Paige Dula, chair of Genderlines, a local transgender group, has been helping lead the push for ordinance changes. She says Fitzgerald is utilizing common scare tactics and prejudices.
“It’s certainly damaging on a personal level. It’s disheartening to hear these personal attacks,” Dula said. “It’s scary to have these types of people be so out against you.”
Restroom use was a sticking point among some Charlotte Council members when the proposals were briefly discussed on Monday, but LGBT advocates say transgender people are much more likely to be victimized, assaulted or harassed in restrooms — not the other way around.
“It is sometimes very dangerous for a transgender person,” Cathryn Oakley, state and local legal counsel for the Human Rights Campaign, told Council on Monday. “The potential threat is that they will be harassed in the bathroom. By passing this ordinance, what you’d be saying is that people should be allowed to use the restroom in peace, that this is a basic human function that people need to be able to do comfortably and safely.”

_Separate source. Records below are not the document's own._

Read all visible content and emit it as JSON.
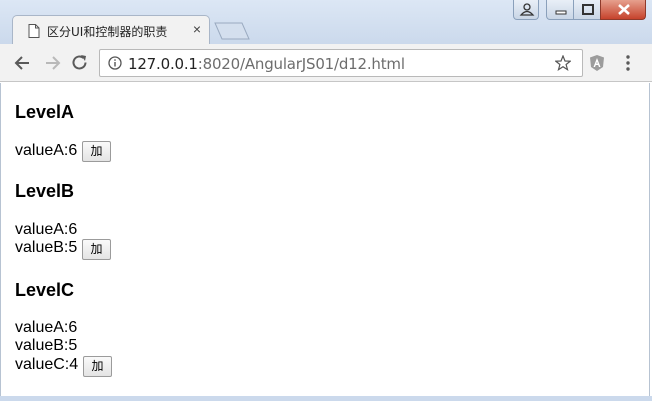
{
  "browser": {
    "tab_title": "区分UI和控制器的职责",
    "tab_close": "×",
    "url_host": "127.0.0.1",
    "url_path": ":8020/AngularJS01/d12.html",
    "icons": {
      "tab": "document-icon",
      "back": "back-arrow-icon",
      "forward": "forward-arrow-icon",
      "reload": "reload-icon",
      "info": "info-icon",
      "bookmark": "star-icon",
      "extension": "angular-extension-icon",
      "menu": "kebab-menu-icon"
    }
  },
  "page": {
    "level_a": {
      "title": "LevelA",
      "value_a": "valueA:6",
      "button": "加"
    },
    "level_b": {
      "title": "LevelB",
      "value_a": "valueA:6",
      "value_b": "valueB:5",
      "button": "加"
    },
    "level_c": {
      "title": "LevelC",
      "value_a": "valueA:6",
      "value_b": "valueB:5",
      "value_c": "valueC:4",
      "button": "加"
    }
  }
}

Staffers at the National Center for Transgender Equality told qnotes much the same thing on Monday, saying they hadn’t heard of a single documented case of harassment or abuse carried out by a transgender person in a public restroom.
Violence or discrimination directed toward transgender people, however, is often reported or visible — even in Charlotte.
Last spring, a transgender student at Central Piedmont Community College was harassed by campus security and then escorted off campus after using a restroom corresponding to her gender. (See an archive of those stories here.)
The North Carolina Values Coalition is urging their supporters, both inside and outside Charlotte, to contact Council members.
“This ordinance absolutely must be stopped. Even if you don’t live in Charlotte, please take action today,” the group said. “People from across the state need to wake up and take a stand against the City Council of Charlotte and the Human Rights Campaign.”
Dula doesn’t think the Values Coalition or their supporters will have much effect on the proposed ordinances.
“I don’t think this extra lobbying will sway anyone on Council,” she said. “I think [Council members] have pretty much decided which way they are going to vote.”
Cameron Joyce, president of Mecklenburg County’s LGBT Democratic caucus, agrees with Dula, and says the Values Coalition doesn’t represent the city, calling them the “extreme anti-LGBT religious right.”
“I don’t think they represent the majority of our city and where our city is on LGBT rights and on these ordinances,” Joyce said.
Joyce wants LGBT community members and straight allies to also contact their Council representatives.